Thrive Design Studio is guided by the following set of principles, which encompass a new way individuals, institutions and cultures can transform 21st century challenges into meaningful opportunities.
1: Redefining Progress // In recent decades, Gross Domestic Product (GDP) has become the de facto measurement tool for successful human development. This interpretation of progress has come to represent a model of development that is destructive and unsustainable, converting nature into products, people into consumers, cultures into markets and time into money. Progress in this new century must be attached to a deeper purpose, one that is inclusive, humane, ecologically regenerative, honest, accountable, and in service of life-enhancing development.
Inspiration: Sacred Economics
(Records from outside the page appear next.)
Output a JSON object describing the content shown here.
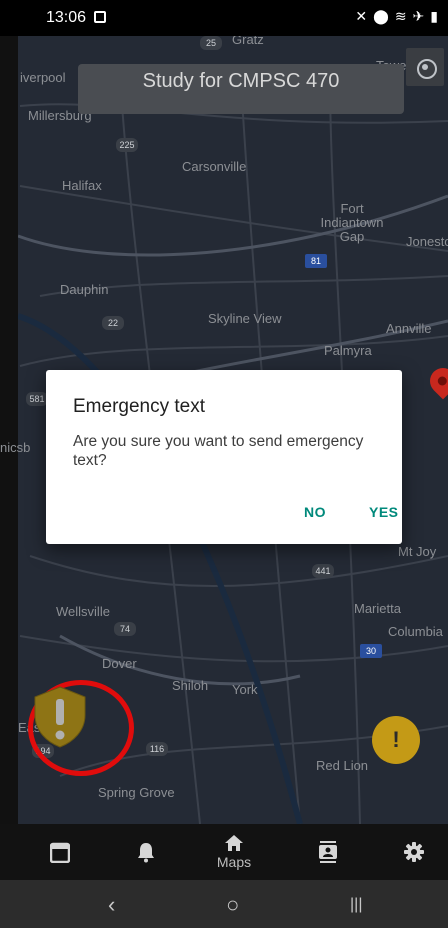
{
  "status_bar": {
    "time": "13:06",
    "right_icons": [
      "mute-icon",
      "location-icon",
      "wifi-icon",
      "airplane-icon",
      "battery-icon"
    ]
  },
  "map": {
    "labels": [
      "Gratz",
      "Tower City",
      "iverpool",
      "Millersburg",
      "Carsonville",
      "Halifax",
      "Fort Indiantown Gap",
      "Jonesto",
      "Dauphin",
      "Skyline View",
      "Annville",
      "Palmyra",
      "nicsb",
      "Mt Joy",
      "Wellsville",
      "Marietta",
      "Columbia",
      "Dover",
      "Shiloh",
      "York",
      "East B",
      "Red Lion",
      "Spring Grove"
    ],
    "route_shields": [
      "25",
      "225",
      "81",
      "22",
      "581",
      "441",
      "74",
      "30",
      "116",
      "194"
    ],
    "title": "Study for CMPSC 470"
  },
  "dialog": {
    "title": "Emergency text",
    "message": "Are you sure you want to send emergency text?",
    "no_label": "NO",
    "yes_label": "YES"
  },
  "fab": {
    "label": "!"
  },
  "bottom_nav": {
    "items": [
      {
        "icon": "calendar-icon"
      },
      {
        "icon": "bell-icon"
      },
      {
        "icon": "home-icon",
        "label": "Maps"
      },
      {
        "icon": "contacts-icon"
      },
      {
        "icon": "gear-icon"
      }
    ]
  },
  "system_nav": {
    "back": "‹",
    "home": "○",
    "recents": "|||"
  },
  "colors": {
    "accent": "#00897b",
    "sos_ring": "#e00c0c",
    "sos_yellow": "#c49a16",
    "map_bg": "#242a35"
  }
}
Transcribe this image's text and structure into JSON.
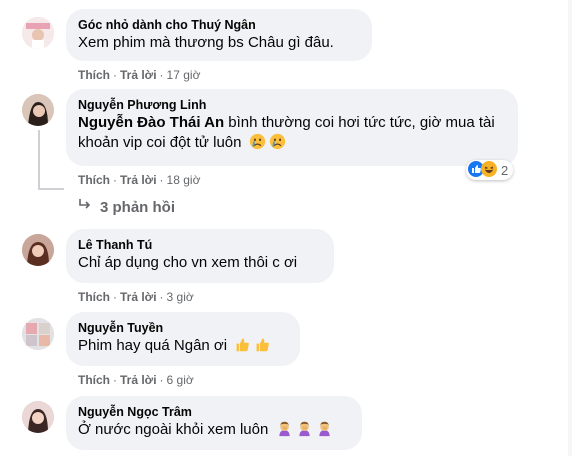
{
  "colors": {
    "bubble_bg": "#f0f2f5",
    "meta_text": "#65676b",
    "like_blue": "#1877f2",
    "haha_yellow": "#f7b125"
  },
  "comments": [
    {
      "author": "Góc nhỏ dành cho Thuý Ngân",
      "text": "Xem phim mà thương bs Châu gì đâu.",
      "like": "Thích",
      "reply": "Trả lời",
      "time": "17 giờ",
      "sep": "·"
    },
    {
      "author": "Nguyễn Phương Linh",
      "mention": "Nguyễn Đào Thái An",
      "text": " bình thường coi hơi tức tức, giờ mua tài khoản vip coi đột tử luôn",
      "like": "Thích",
      "reply": "Trả lời",
      "time": "18 giờ",
      "sep": "·",
      "reaction_count": "2",
      "reaction_icons": [
        "like-icon",
        "haha-icon"
      ],
      "text_emojis": [
        "crying-face-icon",
        "crying-face-icon"
      ]
    },
    {
      "author": "Lê Thanh Tú",
      "text": "Chỉ áp dụng cho vn xem thôi c ơi",
      "like": "Thích",
      "reply": "Trả lời",
      "time": "3 giờ",
      "sep": "·"
    },
    {
      "author": "Nguyễn Tuyền",
      "text": "Phim hay quá Ngân ơi",
      "like": "Thích",
      "reply": "Trả lời",
      "time": "6 giờ",
      "sep": "·",
      "text_emojis": [
        "thumbs-up-icon",
        "thumbs-up-icon"
      ]
    },
    {
      "author": "Nguyễn Ngọc Trâm",
      "text": "Ở nước ngoài khỏi xem luôn",
      "text_emojis": [
        "facepalm-icon",
        "facepalm-icon",
        "facepalm-icon"
      ]
    }
  ],
  "replies": {
    "label": "3 phản hồi",
    "icon": "reply-arrow-icon"
  }
}
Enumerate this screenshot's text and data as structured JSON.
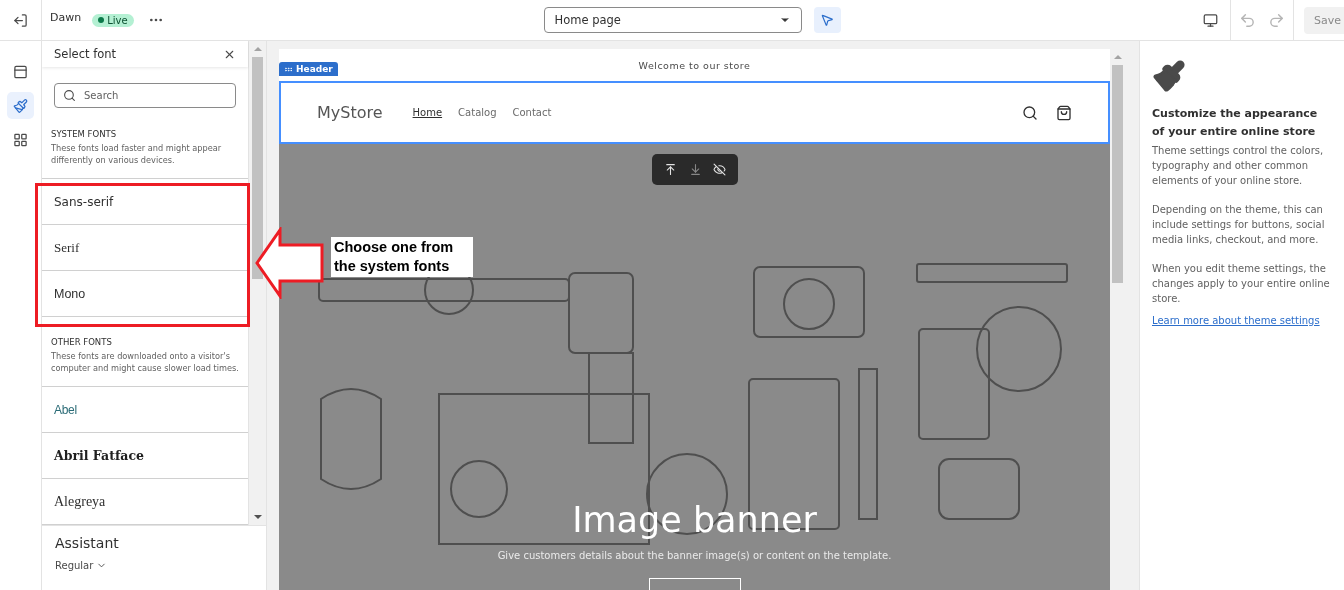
{
  "topbar": {
    "theme_name": "Dawn",
    "status": "Live",
    "page_select": "Home page",
    "save": "Save"
  },
  "rail": [
    {
      "kind": "sections",
      "selected": false
    },
    {
      "kind": "theme",
      "selected": true
    },
    {
      "kind": "apps",
      "selected": false
    }
  ],
  "font_panel": {
    "title": "Select font",
    "search": {
      "placeholder": "Search"
    },
    "sections": [
      {
        "heading": "SYSTEM FONTS",
        "description": "These fonts load faster and might appear differently on various devices.",
        "fonts": [
          {
            "name": "Sans-serif",
            "kind": "sans"
          },
          {
            "name": "Serif",
            "kind": "serif"
          },
          {
            "name": "Mono",
            "kind": "mono"
          }
        ]
      },
      {
        "heading": "OTHER FONTS",
        "description": "These fonts are downloaded onto a visitor's computer and might cause slower load times.",
        "fonts": [
          {
            "name": "Abel",
            "kind": "condensed"
          },
          {
            "name": "Abril Fatface",
            "kind": "display"
          },
          {
            "name": "Alegreya",
            "kind": "oldstyle"
          }
        ]
      }
    ],
    "current": {
      "name": "Assistant",
      "weight": "Regular"
    }
  },
  "preview": {
    "announcement": "Welcome to our store",
    "section_tag": "Header",
    "logo": "MyStore",
    "nav": [
      {
        "label": "Home",
        "selected": true
      },
      {
        "label": "Catalog",
        "selected": false
      },
      {
        "label": "Contact",
        "selected": false
      }
    ],
    "banner": {
      "title": "Image banner",
      "text": "Give customers details about the banner image(s) or content on the template."
    }
  },
  "annotation": {
    "text": "Choose one from the system fonts"
  },
  "settings_panel": {
    "title": "Customize the appearance of your entire online store",
    "paragraphs": [
      "Theme settings control the colors, typography and other common elements of your online store.",
      "Depending on the theme, this can include settings for buttons, social media links, checkout, and more.",
      "When you edit theme settings, the changes apply to your entire online store."
    ],
    "link": "Learn more about theme settings"
  }
}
2: Transdisciplinary Collaboration // If we are to take on the ‘wicked’ challenges of our time, we’ll need to increasingly rely on the proven intelligence drawn from diverse perspectives. Deep collaboration between community members, institutions, industries, and political bodies is imperative to co-create shared visions of a future where everyone’s voices are heard and needs met. Transdisciplinary collaboration is also the most effective way of accelerating innovation and solutions to a scale that meets the challenges that they aim to address.
3: Placemaking // Correspondingly, leadership is evolving away from heroic individualism and into communal spaces. Collective leadership is a relational approach where multiple individuals assume leadership roles within a group while the entire group provides leadership to a wider community. It is fluid and evolves in response to specific situations and settings, as opposed to leadership models which are strict, rigid, and hierarchical. Within the built environment, the philosophy of Placemaking can be seen as collective leadership in action as it encourages citizens to be active and engaged in designing and creating the spaces in which they live in and use.
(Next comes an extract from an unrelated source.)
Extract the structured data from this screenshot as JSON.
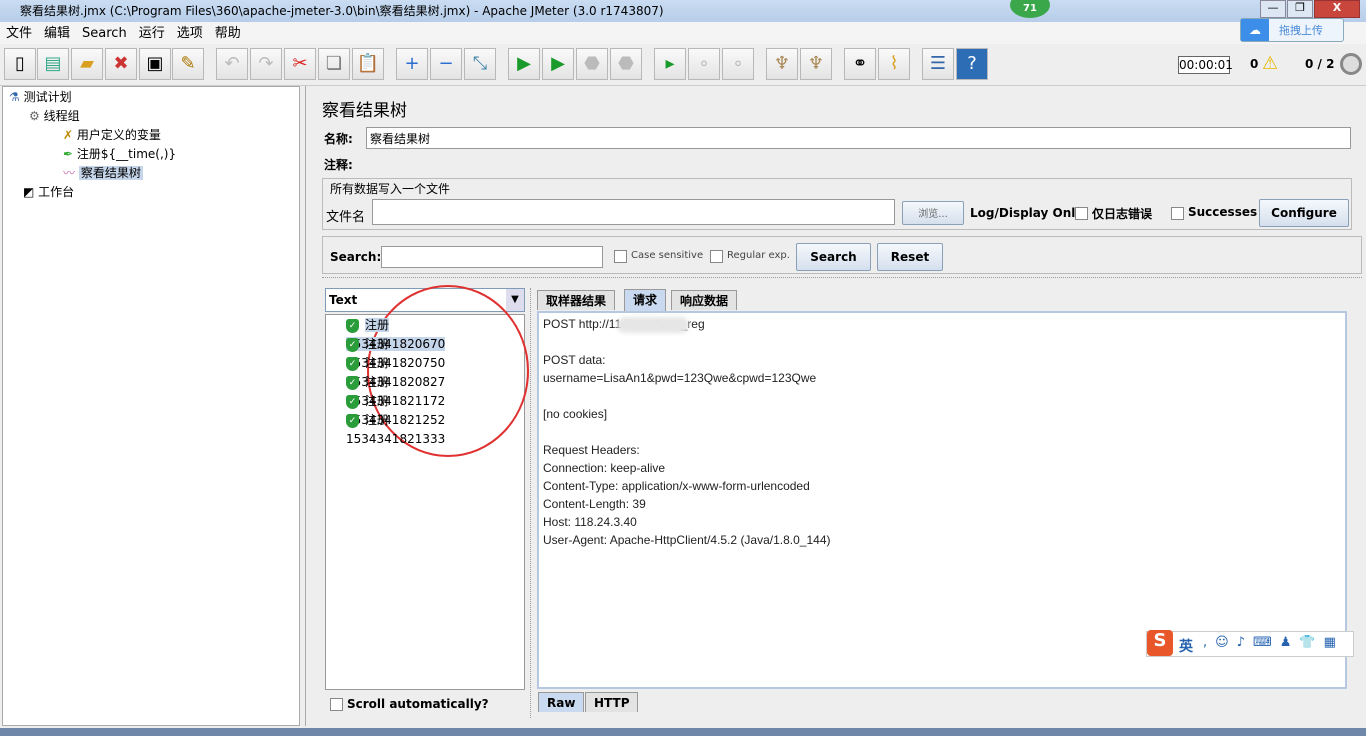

4: Biomimicry // Nature has been creatively addressing Earth’s challenges for nearly 4 billion years. Through the ongoing process of evolution, nature has evolved a set of principles that allow organisms to live sustainably and resiliently. Successful organisms are adaptive, optimizing, systems-based, values-based, and life-supporting, characteristics which leading institutions and communities will increasingly aim to emulate.
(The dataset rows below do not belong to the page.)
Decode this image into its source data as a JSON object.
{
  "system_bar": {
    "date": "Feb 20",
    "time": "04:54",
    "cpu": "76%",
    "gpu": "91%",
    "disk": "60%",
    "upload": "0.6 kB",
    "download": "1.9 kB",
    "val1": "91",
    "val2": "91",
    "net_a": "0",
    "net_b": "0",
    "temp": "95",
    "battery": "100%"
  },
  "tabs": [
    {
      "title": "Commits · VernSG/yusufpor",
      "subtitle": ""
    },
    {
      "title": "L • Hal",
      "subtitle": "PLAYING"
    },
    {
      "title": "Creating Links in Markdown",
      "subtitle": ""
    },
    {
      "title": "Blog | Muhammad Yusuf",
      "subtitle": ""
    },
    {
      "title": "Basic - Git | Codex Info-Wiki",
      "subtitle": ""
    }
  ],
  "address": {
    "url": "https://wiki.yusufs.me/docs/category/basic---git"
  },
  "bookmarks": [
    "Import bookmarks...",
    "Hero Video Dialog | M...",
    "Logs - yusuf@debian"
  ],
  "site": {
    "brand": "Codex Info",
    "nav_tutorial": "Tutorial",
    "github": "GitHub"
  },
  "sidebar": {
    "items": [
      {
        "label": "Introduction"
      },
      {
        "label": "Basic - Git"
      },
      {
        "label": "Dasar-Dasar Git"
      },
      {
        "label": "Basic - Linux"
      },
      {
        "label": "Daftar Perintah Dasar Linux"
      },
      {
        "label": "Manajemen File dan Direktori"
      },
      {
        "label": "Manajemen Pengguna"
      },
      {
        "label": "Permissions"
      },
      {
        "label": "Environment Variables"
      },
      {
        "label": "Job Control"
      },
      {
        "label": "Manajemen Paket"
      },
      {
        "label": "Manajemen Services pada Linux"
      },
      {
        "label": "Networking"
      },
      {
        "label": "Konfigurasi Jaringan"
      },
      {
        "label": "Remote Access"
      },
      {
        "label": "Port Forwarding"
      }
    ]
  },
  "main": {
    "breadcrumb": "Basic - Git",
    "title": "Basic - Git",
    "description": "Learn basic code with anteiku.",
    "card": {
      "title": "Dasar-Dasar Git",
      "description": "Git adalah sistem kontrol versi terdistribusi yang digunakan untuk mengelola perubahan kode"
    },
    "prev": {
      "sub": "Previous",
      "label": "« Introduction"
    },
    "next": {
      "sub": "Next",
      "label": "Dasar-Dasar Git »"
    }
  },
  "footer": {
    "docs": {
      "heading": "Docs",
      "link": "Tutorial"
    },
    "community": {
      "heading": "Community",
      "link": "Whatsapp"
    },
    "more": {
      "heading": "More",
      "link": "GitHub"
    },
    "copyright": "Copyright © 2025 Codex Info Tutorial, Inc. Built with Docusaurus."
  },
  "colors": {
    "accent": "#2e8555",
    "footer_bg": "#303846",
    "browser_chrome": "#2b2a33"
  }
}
Inspiration: Biomimicry for Creative Innovation
5: Biophilia // And nature is not only a fantastic guide for ongoing innovation, but it also provides deep intrinsic value to us. Biophilia literally means the ‘love of life or living things’ and encompasses a body of research which has determined that our relationship to nature is as important as our relationships with other people. With more and more individuals living in urban and artificial environments, it’s imperative to embed natural components like green roofs, living walls, and pocket parks into our cities to optimize this connection to living systems.
6: Expanded Empathy // Far too many of us search out truths from self-interested or limited perspectives… by asking what’s best for me, my business, my political party, or my country, we effectively limit our ability to generate solutions that support the broader systems which we all rely upon. Only through an expanded sense of empathy that supports the needs of future generations and greater biodiversity will we be able to create the conditions for life to sustain, and ultimately thrive into the future. Architect Bill McDonough captured this best in his query, ‘how can we love all the children, of all species, for all time?’
7: Thrivability // Lastly, and somewhat embodying the previous six principles is thrivability, a regenerative philosophy which is currently being brought to life by a body of social innovators throughout the world hungry for an aspirational vision of the future. Thrivability aims to be a catalyst and barometer for cultural flourishing. It speaks beyond sustainability, beyond bottom lines, and beyond efforts to merely neutralize our impacts. At its core, thrivability recognizes organizations, communities and economies as living systems, each nested within the living biosphere, and each with the potential to thrive if given the proper fertile conditions. This, of course, is exactly what Thrive Design Studio aims to do (and read our own post on Thrivability HERE).
Photo via Flickr La Citta Vita